This article on VentureBeat (originally on Entefy’s own blog) hits some useful notes – for example, the importance of the teacher-student relationship and lifelong learning attribtues – but there isn’t much critical discussion of how AI might actually take hold in the schooling landscape. It would have been interesting to consider how education politics might drive initial investment in AI products (e.g. to boost test scores through automation and personalisation of delivery) or the possible equal-and-opposite reaction of disillusionment and vested interests seeking to maintain traditional models of schooling.

Ghafourifar suggests that the best use of AI is to act as a support for teachers, freeing them up from the tedious business of their job (like assessment and record keeping) – it reads like an Entefy reassurance that the machines aren’t to be feared after all and that rather than disruption, what we’ll see is noticeable improvements to existing schooling but around the edges. In the original post there is an intersting table comparing the things teachers and AI are respecively good for.
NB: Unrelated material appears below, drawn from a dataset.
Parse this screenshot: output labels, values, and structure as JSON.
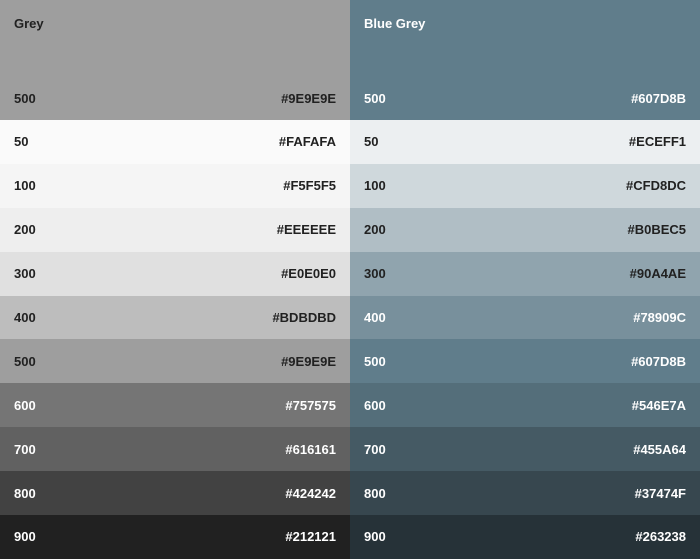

It pays lip service to individualisation and “extending learning beyond the classroom”.


One potential I’d love to see explored is giving students greater agency over their learning and connecting them to real and authentic learning experiences and communities. For example, instead of assessment continuing to be controlled by teachers (even if outsourced to AI platforms) , I wonder how AI might help us transform even codified curriculum (e.g. Australian Curriculum) into something that students and teachers can draw on to make real choices about what and how they will learn. This could provide the basis for promoting lifelong learning skills while avoiding the crowded curriculum. Does every student really need to know about isotopes?
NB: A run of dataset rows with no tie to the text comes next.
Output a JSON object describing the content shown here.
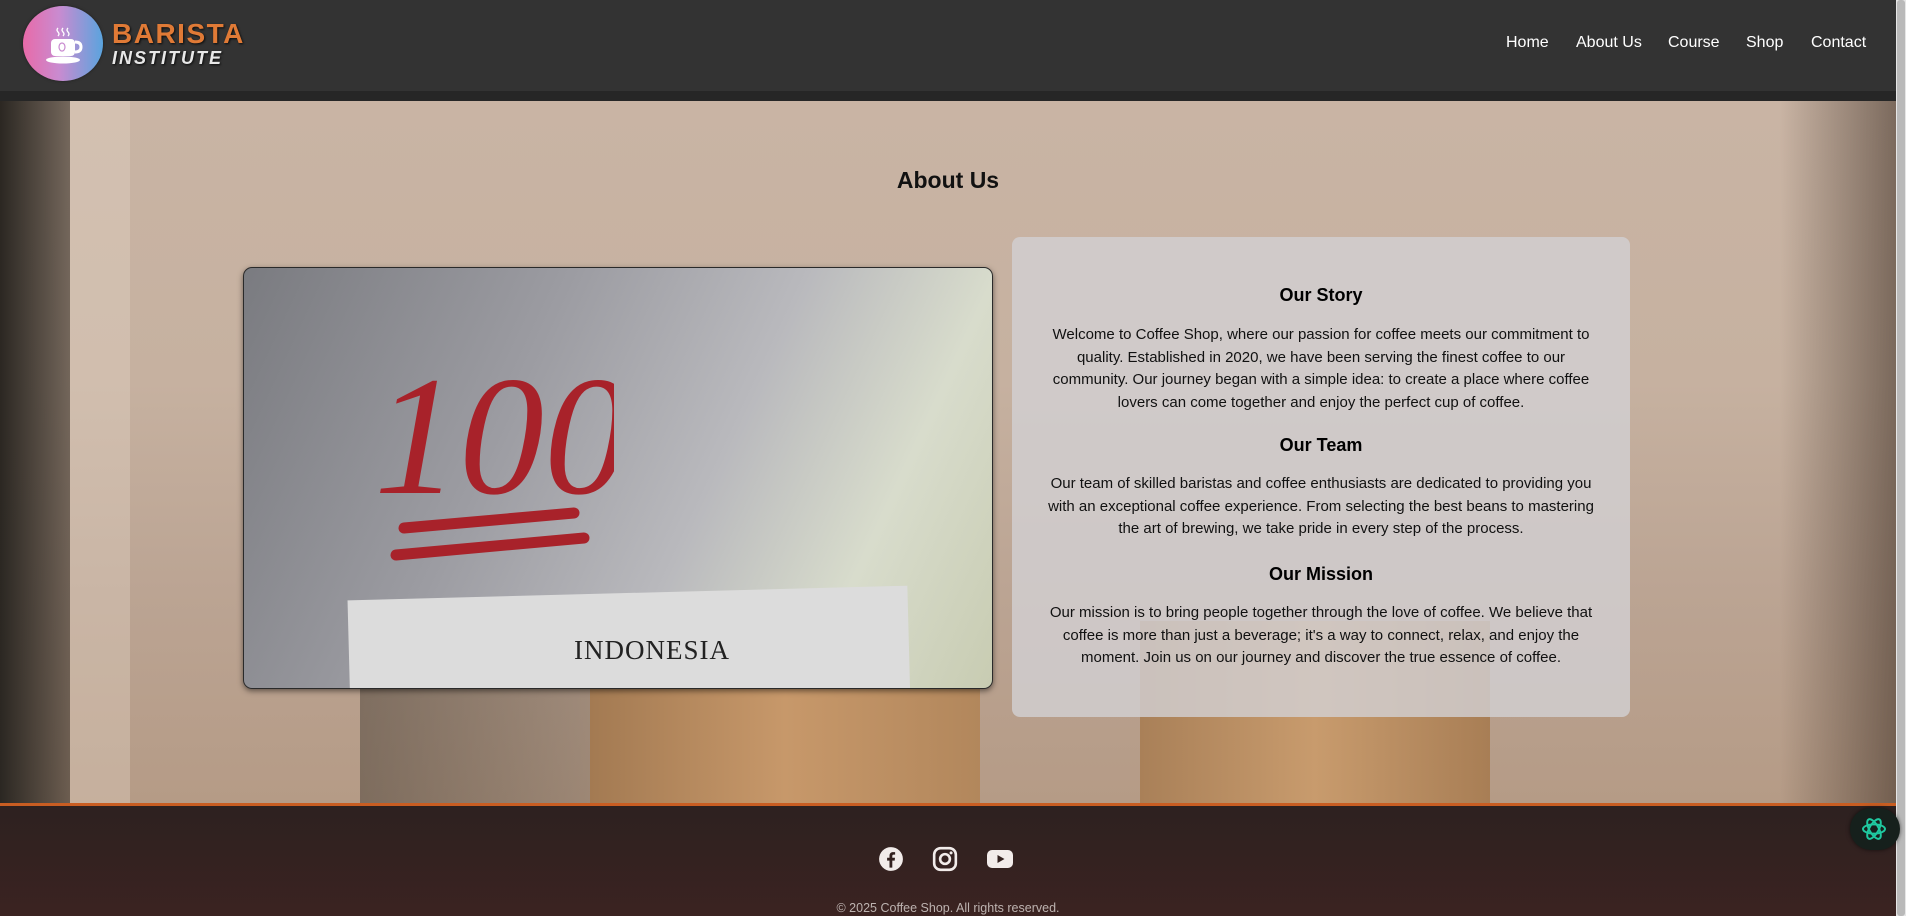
{
  "brand": {
    "line1": "BARISTA",
    "line2": "INSTITUTE",
    "logo_icon": "coffee-cup-icon"
  },
  "nav": {
    "items": [
      {
        "label": "Home"
      },
      {
        "label": "About Us"
      },
      {
        "label": "Course"
      },
      {
        "label": "Shop"
      },
      {
        "label": "Contact"
      }
    ]
  },
  "page": {
    "title": "About Us"
  },
  "photo": {
    "number": "100",
    "text": "INDONESIA"
  },
  "sections": [
    {
      "heading": "Our Story",
      "body": "Welcome to Coffee Shop, where our passion for coffee meets our commitment to quality. Established in 2020, we have been serving the finest coffee to our community. Our journey began with a simple idea: to create a place where coffee lovers can come together and enjoy the perfect cup of coffee."
    },
    {
      "heading": "Our Team",
      "body": "Our team of skilled baristas and coffee enthusiasts are dedicated to providing you with an exceptional coffee experience. From selecting the best beans to mastering the art of brewing, we take pride in every step of the process."
    },
    {
      "heading": "Our Mission",
      "body": "Our mission is to bring people together through the love of coffee. We believe that coffee is more than just a beverage; it's a way to connect, relax, and enjoy the moment. Join us on our journey and discover the true essence of coffee."
    }
  ],
  "footer": {
    "social": [
      "facebook-icon",
      "instagram-icon",
      "youtube-icon"
    ],
    "copyright": "© 2025 Coffee Shop. All rights reserved."
  },
  "colors": {
    "brand_orange": "#e07a36",
    "footer_accent": "#c85d22",
    "header_bg": "#333333"
  }
}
Or could teachers and students use AI to monitor learning progress against curriculum goals using evidence from real world demonstrations of learning in the context of genuinely connected and authentic learning experiences? Perhaps the complexity of aligning the individual learning journeys with codified curriculum goals, need no longer be a barrier to making learning connected for every student.

Changes in Singapore–learning through life, not just exams

Connected learning, according to Wikipedia, is “..a type of learning that integrates personal interest, peer relationships, and achievement in academic, civic, or career-relevant areas…” This definition brings to mind the recent changes announced by the Singapore Ministry of Education (MOE) aimed at promoting learning that is connected to students interests, abilities and aspirations, moving away from the comparitive and competitive model that many argue has pushed the country consistently to the top of the international education rankings for a number of years.

The changes have been driven as much by industry as any other group in Singaporean society, as they realise the need to equip school graduates with the “…the creativity and people skills needed to thrive in a volatile, uncertain future”.